It has been a busy couple of weeks! I have spent the last week and a half in the city where I was born & raised, New Orleans. It was also during the biggest party on the planet - Mardi Gras! We stayed in a lovely little apartment in the French Quarter we found on AirBnB, and it was fabulous! Here's just a little snippet about the place we rented:
I'm sure you are all wondering how the foot held up during the trip. I was pretty anxious about it, too, before I left. The week before leaving, I'd gone to physical therapy, and found that I might have the start of a stress fracture, and that I should take it easy. While I listened to that advice during the days leading up to my trip, once we arrived in New Orleans it was very difficult to do.
I packed my walking boot and hiking boots in my checked luggage, and started out just wearing tennis shoes and my Superfeet for the airport trip. I was kind of nervous about taking my shoes off and walking barefoot in the airport, because walking without shoes is still kind of painful, awkward, and difficult. But by some miracle I qualified for TSA pre-check, and didn't have to deal with it, and flew past security. The flight was uneventful, but my foot was pretty uncomfortable. Not painful, and I'm not sure if it was just pressure changes or the stress of flying, but my foot kind of swelled a bit. It also felt like I constantly had to move or adjust it to feel comfortable. I spent the flight with my shoes off.
The first few days of vacation were OK. I switched between my tennis shoes and hiking boots, depending on how much walking around we were going to be doing. The hiking boots were pretty comfortable, and stiff, so there wasn't a lot of pain. My intention was to have a full day of activity, then a rest day, then an active day, then a rest day, and so on. But, you can probably guess this stubborn girl didn't want any part of a "rest day" when it was time. And I certainly paid for it.
If you have ever been to Mardi Gras, or even just stayed in the New Orleans/French Quarter area, you know that there is a lot of walking and there is no real need for a car. There are so many good places to eat, and historical sites to see!

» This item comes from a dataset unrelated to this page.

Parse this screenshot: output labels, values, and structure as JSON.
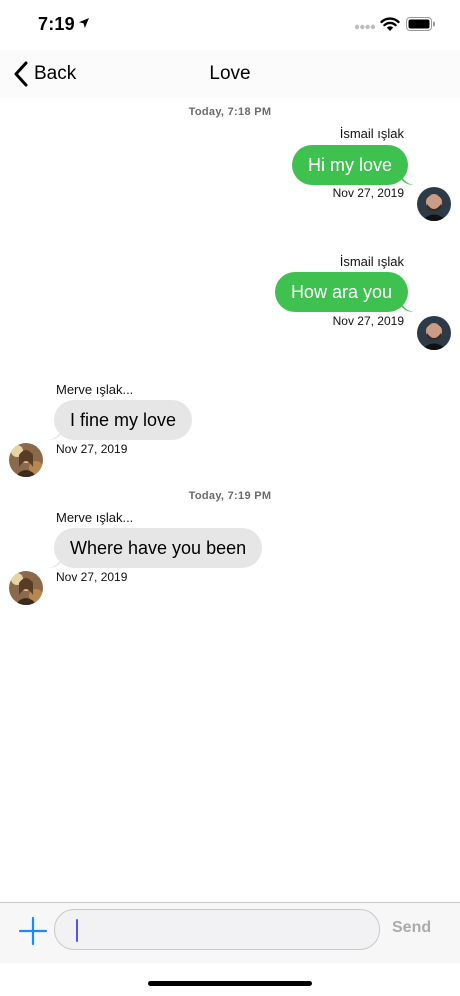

Plus, if you are going to a parade, it's a good 2-3 hours of standing with no real place to sit. No big deal for your average person, but for someone dealing with a Lisfranc recovery, it's a different story.
By the third day, I started feeling the consequences of not resting, and my foot was definitely sore and hurting quite a bit. That was the night of the Superbowl, so we stayed in and watched the game, rather than going out. The next day, I told myself that I'd for sure be resting. But, I decided I want to explore Bourbon St., shop, and eat at a deli that was a little bit of a jaunt. Later that day, we decided to go to the Lundi Gras festival, the casino, and then the Orpheus parade. I had to leave about halfway through the parade. I was in so much pain, from standing and walking around all day. It was a slow hobble back to the hotel. I took my shoes off and my foot looked like a sausage, and it hurt to put any kind of weight on it at all.
I checked my fitness tracker, and I'd ended up walking almost 8 miles, and 19,000 steps! I was so discouraged about how much pain I was in, but my husband was quick to point out that I WALKED 8 MILES! That's nothing to just blink an eye at, and is a lot for just an average person -- he said that his feet were even sore. So, I felt a bit better. I just walked 8 miles.
From then on, I wore my walking boot.
Once I transitioned back into the boot, it was glorious. No pain whatsoever! It was great, but also made me sad, because I'd like to just wear shoes with no pain whatsoever.
I spent Mardi Gras day in costume (in the boot!), the following day, and for the return trip home. I'd never had my boot on for air travel. It wasn't as seamless as I thought! I qualified for the TSA Pre-Check again. The agents didn't have me remove my boot, but it kept setting off the metal detectors, so I had to go through the full body scan, and get an aggressive pat down. Boarding the plane was so much easier. Delta called for passengers that require extra time or assistance to board first. I had a few other "boot buddies" on the plane with me, so I decided to go ahead and board with them. Trying to carry all of my bags, get them in the overhead bin, getting to my seat, all while trying to maneuver in a big clunky boot seemed overwhelming. My foot seemed to have less of a swelling problem during this flight, but I also fell asleep pretty early on!
After a couple of days at home to rest, my foot is feeling pretty good now! My physical therapist said my foot looks a LOT stronger than before I left. So, pushing it as much as I did was probably not a good idea at the time, but I think it was actually beneficial in a way.
TLDR Version: The foot held up pretty well on vacation! Yes, I had some pain, significant at times, but mostly it was my own fault caused by simply just doing too much. I clocked in about 17 miles for the trip. Wow. And now, pictures!